ACTIVITY: The lines to copy from the data below are those that hold the string "screenshot".

PROVIDED MATERIAL:

┄┄┄┄┄┄┄┄┄┄┄┄┄┄┄┄┄┄┄┄

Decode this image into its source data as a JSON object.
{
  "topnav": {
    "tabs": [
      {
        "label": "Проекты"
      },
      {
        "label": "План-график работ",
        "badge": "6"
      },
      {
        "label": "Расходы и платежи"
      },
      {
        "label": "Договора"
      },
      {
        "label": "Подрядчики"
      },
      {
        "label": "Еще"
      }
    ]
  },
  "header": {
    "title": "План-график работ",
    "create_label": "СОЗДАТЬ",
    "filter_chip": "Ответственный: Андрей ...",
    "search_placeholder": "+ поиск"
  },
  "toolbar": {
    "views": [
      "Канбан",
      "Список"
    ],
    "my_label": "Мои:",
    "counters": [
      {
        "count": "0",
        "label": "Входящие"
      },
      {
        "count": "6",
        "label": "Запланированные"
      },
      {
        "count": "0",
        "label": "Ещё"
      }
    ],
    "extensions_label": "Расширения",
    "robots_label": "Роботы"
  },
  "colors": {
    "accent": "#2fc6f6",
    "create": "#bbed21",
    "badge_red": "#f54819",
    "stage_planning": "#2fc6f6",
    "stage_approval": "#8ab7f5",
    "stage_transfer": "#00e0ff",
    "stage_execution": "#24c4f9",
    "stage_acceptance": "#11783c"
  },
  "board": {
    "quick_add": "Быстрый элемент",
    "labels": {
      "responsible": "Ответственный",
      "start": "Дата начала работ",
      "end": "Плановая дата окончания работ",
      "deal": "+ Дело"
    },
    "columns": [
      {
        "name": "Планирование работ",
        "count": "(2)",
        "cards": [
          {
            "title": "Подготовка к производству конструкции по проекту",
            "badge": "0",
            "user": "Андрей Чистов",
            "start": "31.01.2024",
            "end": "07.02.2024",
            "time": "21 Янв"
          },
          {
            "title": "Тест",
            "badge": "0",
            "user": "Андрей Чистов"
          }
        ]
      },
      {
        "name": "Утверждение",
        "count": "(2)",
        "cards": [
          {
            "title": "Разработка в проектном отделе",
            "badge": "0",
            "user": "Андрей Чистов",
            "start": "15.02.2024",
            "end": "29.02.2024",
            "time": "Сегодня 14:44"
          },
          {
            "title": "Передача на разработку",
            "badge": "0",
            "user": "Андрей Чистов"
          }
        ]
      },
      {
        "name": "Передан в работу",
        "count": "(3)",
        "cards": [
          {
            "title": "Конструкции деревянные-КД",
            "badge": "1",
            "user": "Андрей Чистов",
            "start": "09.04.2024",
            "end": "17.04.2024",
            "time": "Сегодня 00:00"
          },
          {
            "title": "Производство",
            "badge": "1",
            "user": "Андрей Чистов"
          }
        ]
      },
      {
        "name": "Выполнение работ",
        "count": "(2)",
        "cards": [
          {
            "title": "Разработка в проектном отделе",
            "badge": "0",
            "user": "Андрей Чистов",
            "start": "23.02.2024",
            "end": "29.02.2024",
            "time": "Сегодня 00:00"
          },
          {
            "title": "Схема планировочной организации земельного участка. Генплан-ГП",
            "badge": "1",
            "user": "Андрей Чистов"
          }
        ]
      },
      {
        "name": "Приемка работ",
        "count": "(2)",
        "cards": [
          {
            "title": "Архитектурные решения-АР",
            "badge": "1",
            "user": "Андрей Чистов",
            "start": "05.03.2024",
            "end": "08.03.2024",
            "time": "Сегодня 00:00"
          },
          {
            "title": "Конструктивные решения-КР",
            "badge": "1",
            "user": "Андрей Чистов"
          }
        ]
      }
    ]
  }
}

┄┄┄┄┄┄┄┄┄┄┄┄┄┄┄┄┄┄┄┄

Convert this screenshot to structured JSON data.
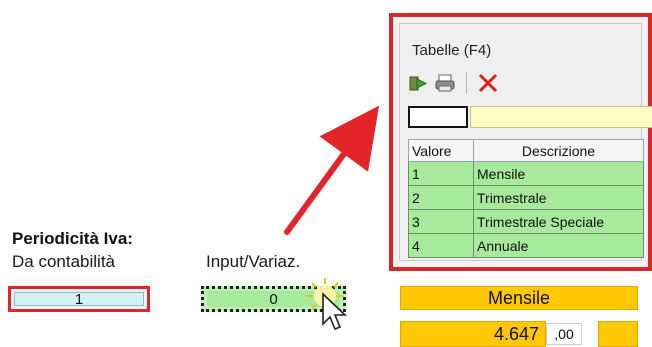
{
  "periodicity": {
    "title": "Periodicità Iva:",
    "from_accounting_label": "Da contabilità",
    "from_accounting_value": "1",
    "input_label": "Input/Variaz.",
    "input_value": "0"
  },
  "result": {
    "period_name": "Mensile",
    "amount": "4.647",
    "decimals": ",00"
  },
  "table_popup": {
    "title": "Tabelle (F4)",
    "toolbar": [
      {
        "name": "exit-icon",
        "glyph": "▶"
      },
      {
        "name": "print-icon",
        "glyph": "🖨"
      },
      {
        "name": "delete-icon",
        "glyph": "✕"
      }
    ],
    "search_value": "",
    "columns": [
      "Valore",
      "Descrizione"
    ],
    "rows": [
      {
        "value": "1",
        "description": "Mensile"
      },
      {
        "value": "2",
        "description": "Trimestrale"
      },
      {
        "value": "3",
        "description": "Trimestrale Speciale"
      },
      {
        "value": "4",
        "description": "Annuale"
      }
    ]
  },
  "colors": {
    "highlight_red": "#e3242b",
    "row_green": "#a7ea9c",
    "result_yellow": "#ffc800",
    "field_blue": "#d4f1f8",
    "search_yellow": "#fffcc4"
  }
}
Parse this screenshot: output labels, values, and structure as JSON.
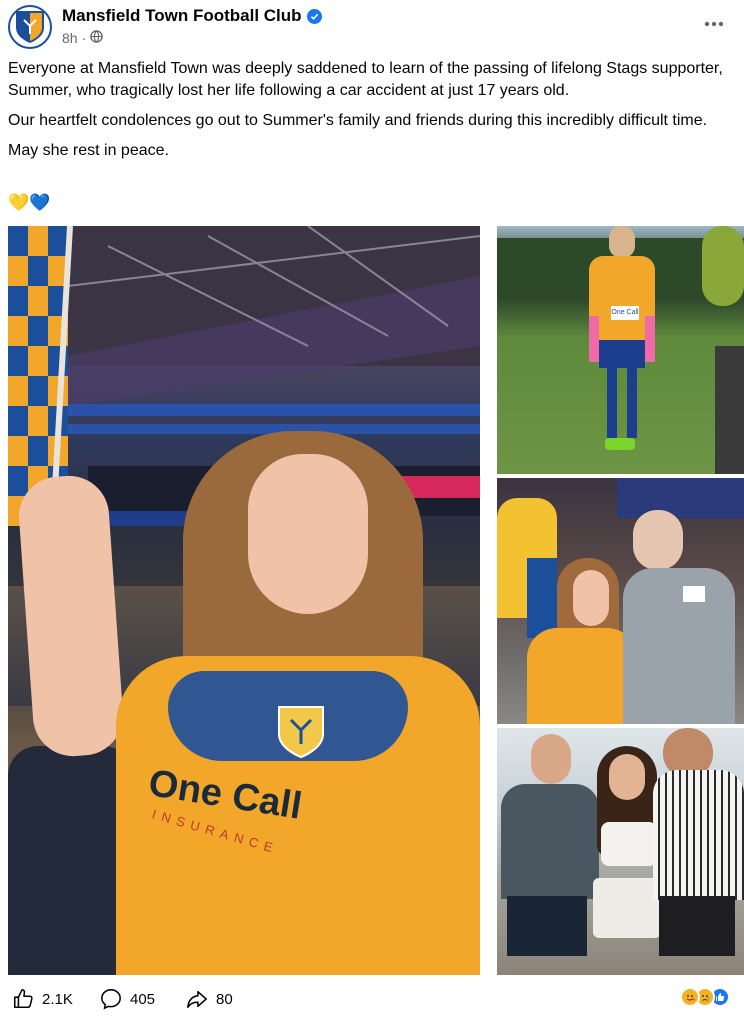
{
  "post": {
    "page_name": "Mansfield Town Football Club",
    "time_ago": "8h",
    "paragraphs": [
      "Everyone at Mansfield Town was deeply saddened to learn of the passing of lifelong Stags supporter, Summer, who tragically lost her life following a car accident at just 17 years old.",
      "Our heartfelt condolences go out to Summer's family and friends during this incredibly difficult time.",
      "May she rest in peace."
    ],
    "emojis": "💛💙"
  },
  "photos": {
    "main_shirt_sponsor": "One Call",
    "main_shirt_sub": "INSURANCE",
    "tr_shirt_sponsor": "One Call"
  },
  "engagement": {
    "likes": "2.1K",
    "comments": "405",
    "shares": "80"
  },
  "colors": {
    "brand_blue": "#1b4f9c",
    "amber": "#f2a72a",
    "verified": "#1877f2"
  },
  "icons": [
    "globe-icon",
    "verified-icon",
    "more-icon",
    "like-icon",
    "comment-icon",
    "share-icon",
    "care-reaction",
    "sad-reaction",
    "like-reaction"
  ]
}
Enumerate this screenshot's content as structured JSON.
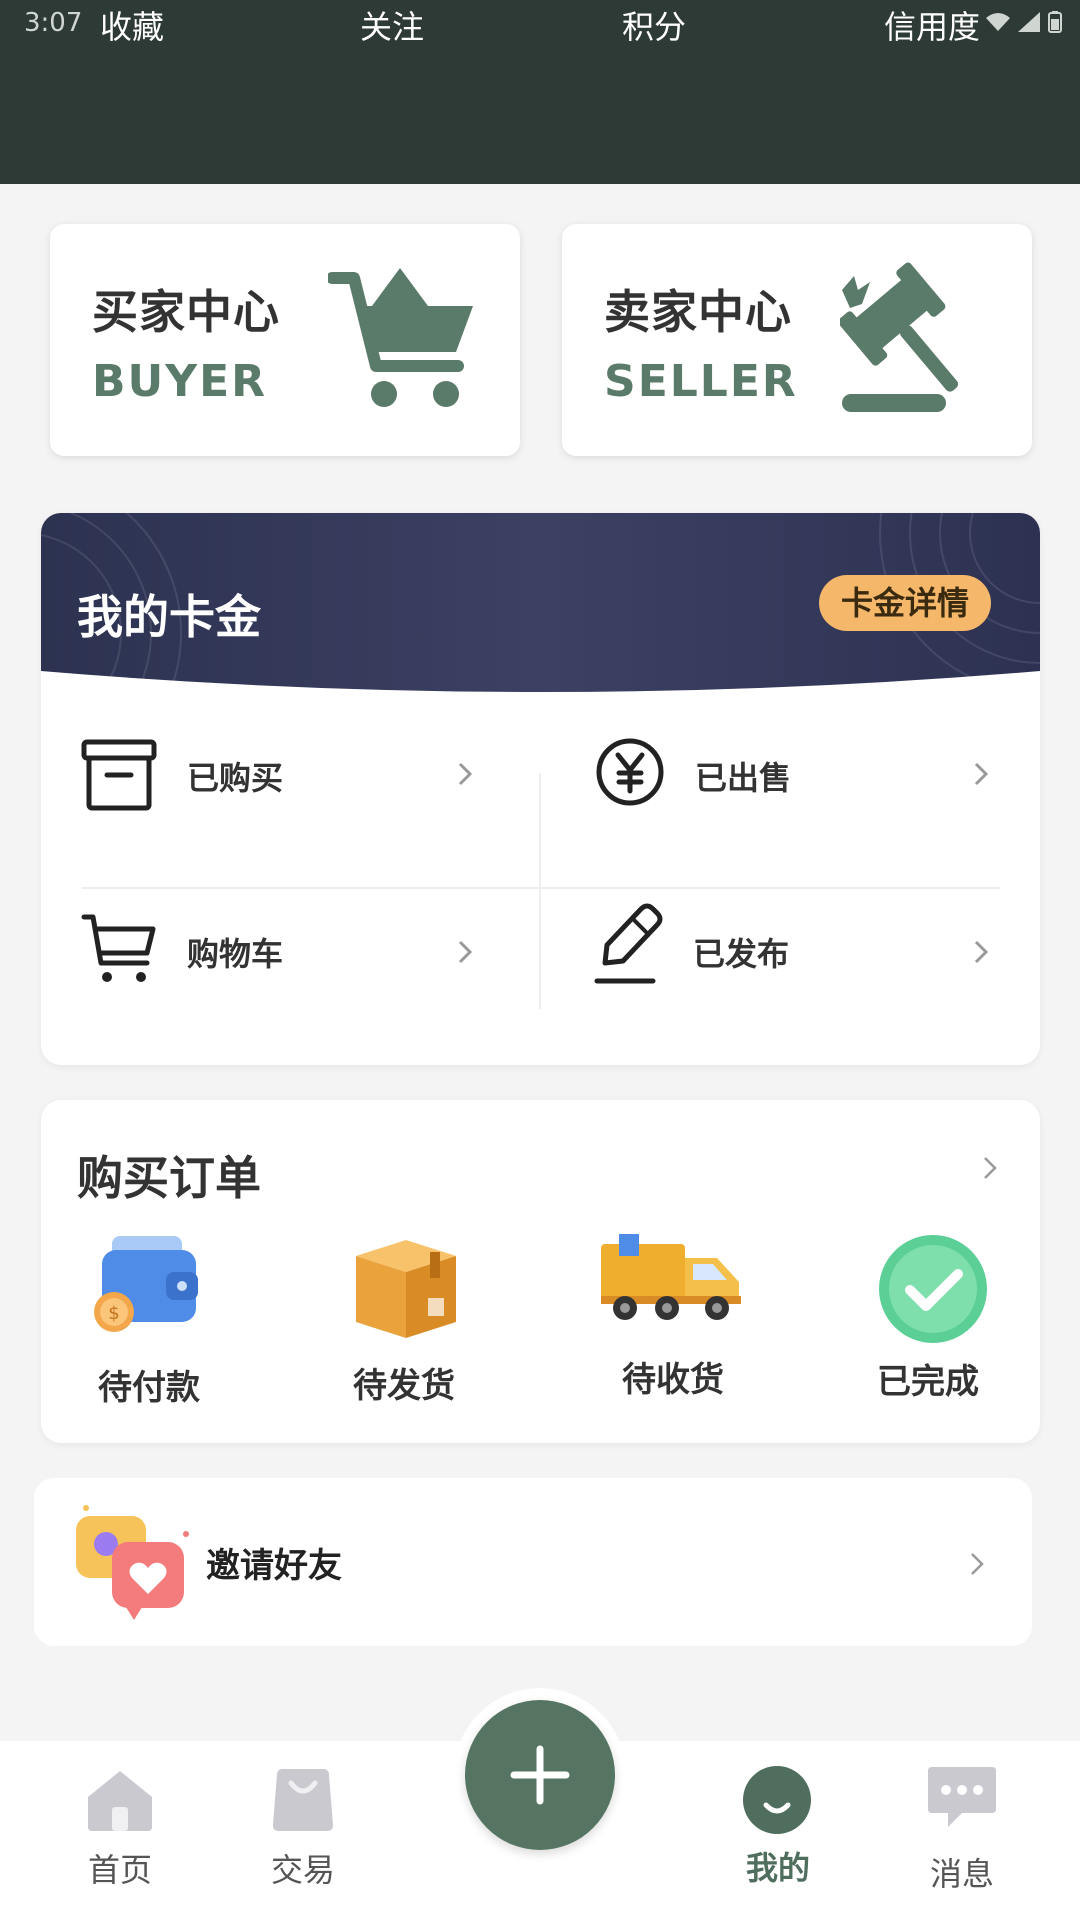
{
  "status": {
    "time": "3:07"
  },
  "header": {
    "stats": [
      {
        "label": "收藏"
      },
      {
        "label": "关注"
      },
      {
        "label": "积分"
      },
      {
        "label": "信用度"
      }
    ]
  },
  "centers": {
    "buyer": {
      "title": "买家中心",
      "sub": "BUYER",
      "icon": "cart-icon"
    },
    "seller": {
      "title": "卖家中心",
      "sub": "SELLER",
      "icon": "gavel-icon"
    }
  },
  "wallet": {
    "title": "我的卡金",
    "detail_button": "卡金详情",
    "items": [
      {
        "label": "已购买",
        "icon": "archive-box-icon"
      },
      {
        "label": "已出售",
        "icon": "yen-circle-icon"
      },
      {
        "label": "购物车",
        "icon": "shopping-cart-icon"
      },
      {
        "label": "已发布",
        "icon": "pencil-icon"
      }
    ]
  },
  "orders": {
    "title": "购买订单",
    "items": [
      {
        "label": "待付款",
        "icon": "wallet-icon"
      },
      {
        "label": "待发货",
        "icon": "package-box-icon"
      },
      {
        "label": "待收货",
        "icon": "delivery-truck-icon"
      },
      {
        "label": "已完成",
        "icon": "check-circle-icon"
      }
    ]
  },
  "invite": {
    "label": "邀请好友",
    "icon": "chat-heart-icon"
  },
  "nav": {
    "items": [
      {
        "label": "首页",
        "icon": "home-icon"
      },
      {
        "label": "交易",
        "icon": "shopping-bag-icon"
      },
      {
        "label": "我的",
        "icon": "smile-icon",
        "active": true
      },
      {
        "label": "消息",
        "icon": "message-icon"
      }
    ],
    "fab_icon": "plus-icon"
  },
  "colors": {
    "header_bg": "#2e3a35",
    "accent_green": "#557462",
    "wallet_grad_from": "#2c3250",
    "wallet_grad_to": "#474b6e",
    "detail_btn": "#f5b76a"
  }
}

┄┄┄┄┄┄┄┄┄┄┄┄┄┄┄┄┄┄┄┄

TASK OUTPUT:
Convert this screenshot to structured JSON data.
Parse this screenshot: output labels, values, and structure as JSON.
Enumerate this screenshot's content as structured JSON.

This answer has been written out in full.